Violent conflicts have various far-reaching impacts on ecosystems. In some cases, the scale and technology has led to what has been termed ”ecocide.” Such was the case during the Vietnam War, when poisonous Agent Orange was dumped from low-flying planes, defoliating 14 percent of the country’s forest cover and more than 50 percent of its coastal mangroves — with disastrous consequences since mangroves provide some of the richest fish habitat, and they shield coastal communities from severe impacts of hurricanes and tsunamis.

Beyond the battlegrounds, indirect effects of conflict have more far-reaching impacts. In Sierra Leone, Cambodia and Congo, war money came from extensive timber harvesting, and the cultivation of illicit drugs has provided financing for violent conflicts in Afghanistan, Southeast Asia and Latin America.

War has devastating impacts on wildlife and other natural resources. Refugees are in no position to consider the environmental consequences of their actions. They hunt, gather firewood or build encampments to survive. The local proliferation of small arms leads to increased hunting for wild animals, or bush meat. And all too frequently, poaching during these lawless times leads to annihilation of wildlife, such as the loss of 95 percent of the hippopotamus in Congo’s Virunga National Park in 2006, and the deliberate slaughter of mountain gorillas in that same park in 2007.

Ecosystem protection must be integrated into military, reconstruction and humanitarian programs in the world’s conflict zones. Conservationists must work alongside these sectors in the wartime planning stage as well as during and after conflicts.

Supporting national institutions and local staff throughout the duration of a conflict is key. Local conservationists often remain to work in conflict areas because these places are their homes. Maintaining salaries and providing safe houses and funds to rebuild homes is an ethical imperative as well as a good conservation strategy. Yet very often the response of conservation organizations and other donor agencies is to pull out as soon as conflicts begin, which only exacerbates the problem over the long term.

The pattern of violence appears to be continuing into the 21st century. And while one must be cautious in speculating cause and effect, the fact that so many conflicts have occurred in areas of high biodiversity loss and natural resource degradation warrants much further attention.

Russell A. Mittermeier is president of the Arlington, Va.,-based Conservation International; Thor Hanson is an independent conservation biologist and author based in Washington state.

13 million hectares saved in Congo

It finally seems like things might be looking up in Congo. 2000 Rwandan troopes are working the the DRC military to flush out the perpetrators of the Rwandan Genocide.

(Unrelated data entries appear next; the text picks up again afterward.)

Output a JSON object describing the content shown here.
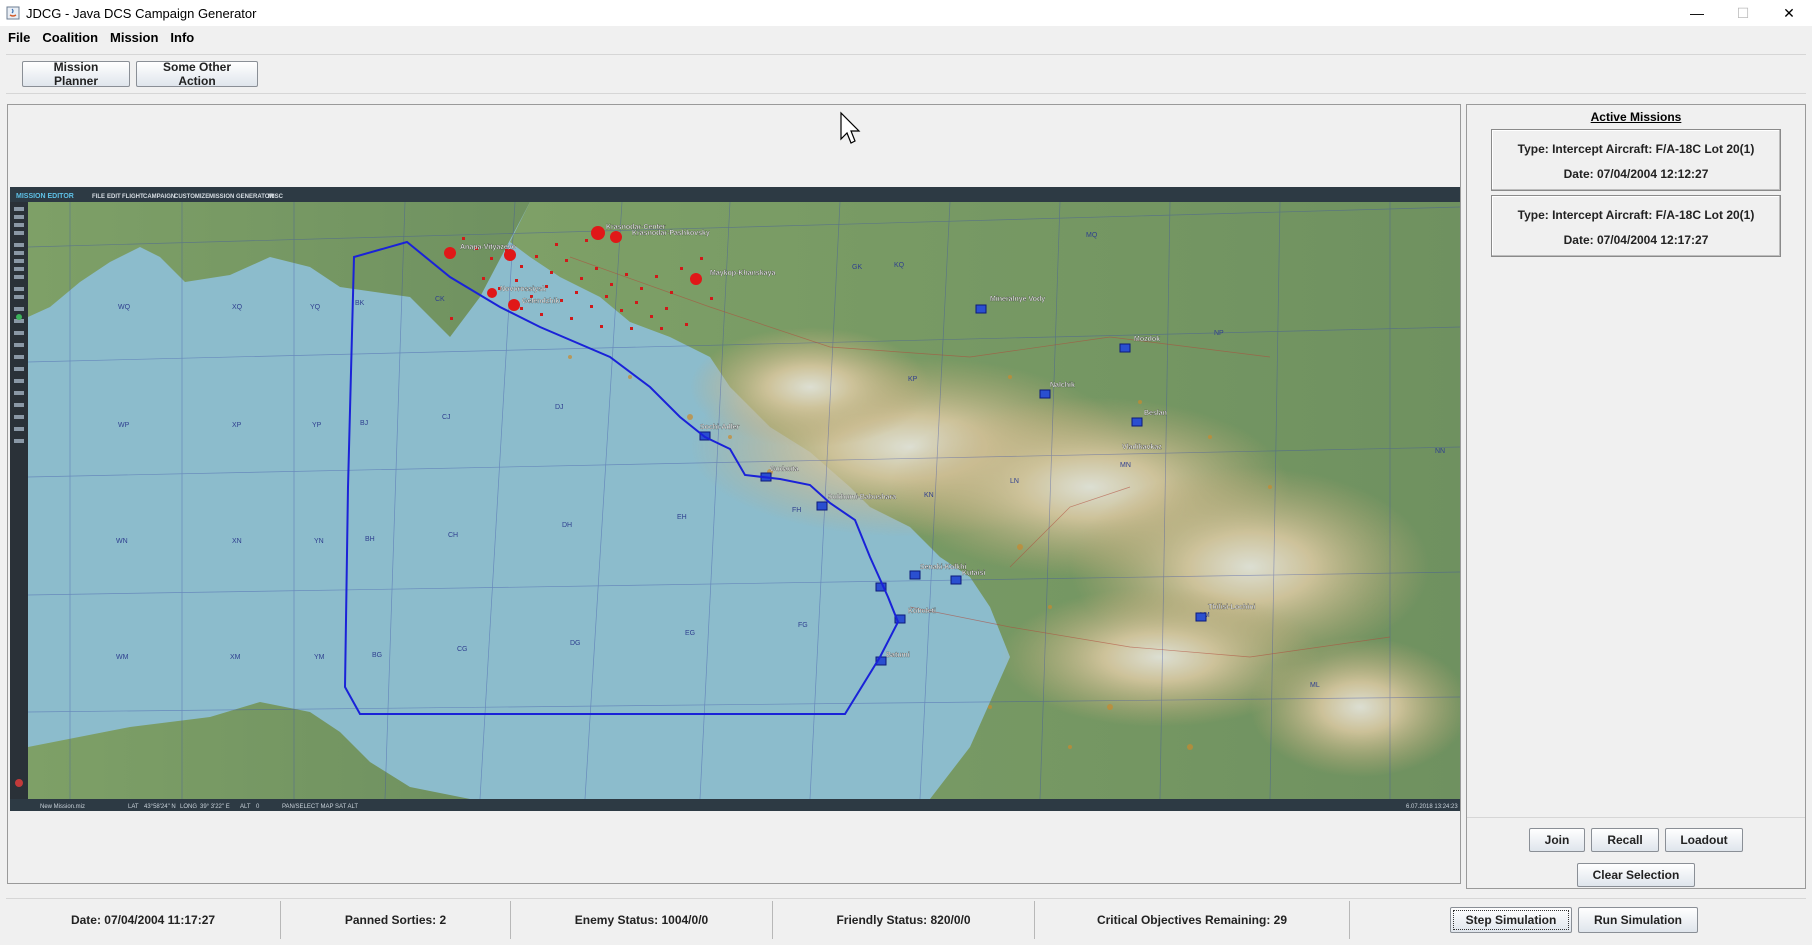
{
  "window": {
    "title": "JDCG - Java DCS Campaign Generator",
    "minimize_glyph": "—",
    "maximize_glyph": "☐",
    "close_glyph": "✕"
  },
  "menubar": [
    "File",
    "Coalition",
    "Mission",
    "Info"
  ],
  "toolbar": {
    "mission_planner": "Mission Planner",
    "other_action": "Some Other Action"
  },
  "map": {
    "editor_title": "MISSION EDITOR",
    "editor_menu": [
      "FILE",
      "EDIT",
      "FLIGHT",
      "CAMPAIGN",
      "CUSTOMIZE",
      "MISSION GENERATOR",
      "MISC"
    ],
    "status_strip": {
      "mission": "New Mission.miz",
      "lat_label": "LAT",
      "lat": "43°58'24\" N",
      "long_label": "LONG",
      "long": "39° 3'22\" E",
      "alt_label": "ALT",
      "alt": "0",
      "modes": "PAN/SELECT   MAP   SAT   ALT",
      "timestamp": "6.07.2018 13:24:23"
    },
    "cities": [
      "Krasnodar-Center",
      "Krasnodar-Pashkovsky",
      "Anapa-Vityazevo",
      "Novorossiysk",
      "Gelendzhik",
      "Maykop-Khanskaya",
      "Mineralnye Vody",
      "Nalchik",
      "Mozdok",
      "Beslan",
      "Vladikavkaz",
      "Sochi-Adler",
      "Gudauta",
      "Sukhumi-Babushara",
      "Senaki-Kolkhi",
      "Kutaisi",
      "Kobuleti",
      "Batumi",
      "Tbilisi-Lochini"
    ],
    "grid_labels": [
      "WQ",
      "XQ",
      "YQ",
      "BK",
      "CK",
      "WP",
      "XP",
      "YP",
      "BJ",
      "CJ",
      "DJ",
      "WN",
      "XN",
      "YN",
      "BH",
      "CH",
      "DH",
      "EH",
      "FH",
      "WM",
      "XM",
      "YM",
      "BG",
      "CG",
      "DG",
      "EG",
      "FG",
      "GK",
      "KQ",
      "MQ",
      "NP",
      "KP",
      "MN",
      "LN",
      "KN",
      "NN",
      "ML",
      "LM"
    ],
    "colors": {
      "sea": "#8cbccc",
      "land": "#7d9b66",
      "mountain": "#c4ab79",
      "snow": "#e8ebe6",
      "zone": "#1a22d8",
      "red": "#e01818",
      "blue_unit": "#2a4fd0",
      "editor_bar": "#2d3a44"
    }
  },
  "active_missions": {
    "heading": "Active Missions",
    "items": [
      {
        "type_line": "Type: Intercept  Aircraft: F/A-18C Lot 20(1)",
        "date_line": "Date: 07/04/2004 12:12:27"
      },
      {
        "type_line": "Type: Intercept  Aircraft: F/A-18C Lot 20(1)",
        "date_line": "Date: 07/04/2004 12:17:27"
      }
    ],
    "buttons": {
      "join": "Join",
      "recall": "Recall",
      "loadout": "Loadout",
      "clear": "Clear Selection"
    }
  },
  "status": {
    "date": "Date: 07/04/2004 11:17:27",
    "sorties": "Panned Sorties: 2",
    "enemy": "Enemy Status: 1004/0/0",
    "friendly": "Friendly Status: 820/0/0",
    "objectives": "Critical Objectives Remaining: 29",
    "step": "Step Simulation",
    "run": "Run Simulation"
  }
}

Following a review of 156 logging concessions granted in recent years, 91 (60%) will be canceled and 13 million hectares in the DR Congo will not be logged. The remaining 65 logging operations will go ahead and clear nearly 10 million hectares. While the cancellation of contracts is a step in the right direction, it falls short of expectations. All of the canceled contracts were issued in questionable circumstances, just part of the rampant corruption in that country. The Congo Basin is the second largest tropical forest in the world after the Amazon and is home to thousands of great apes amongst other species. But it is being destroyed at a rate of over 800,000 hectares a year (an area roughly the size of Massachusetts) due to logging, mining and agricultural land clearance.

We will be bringing news from the ground shortly.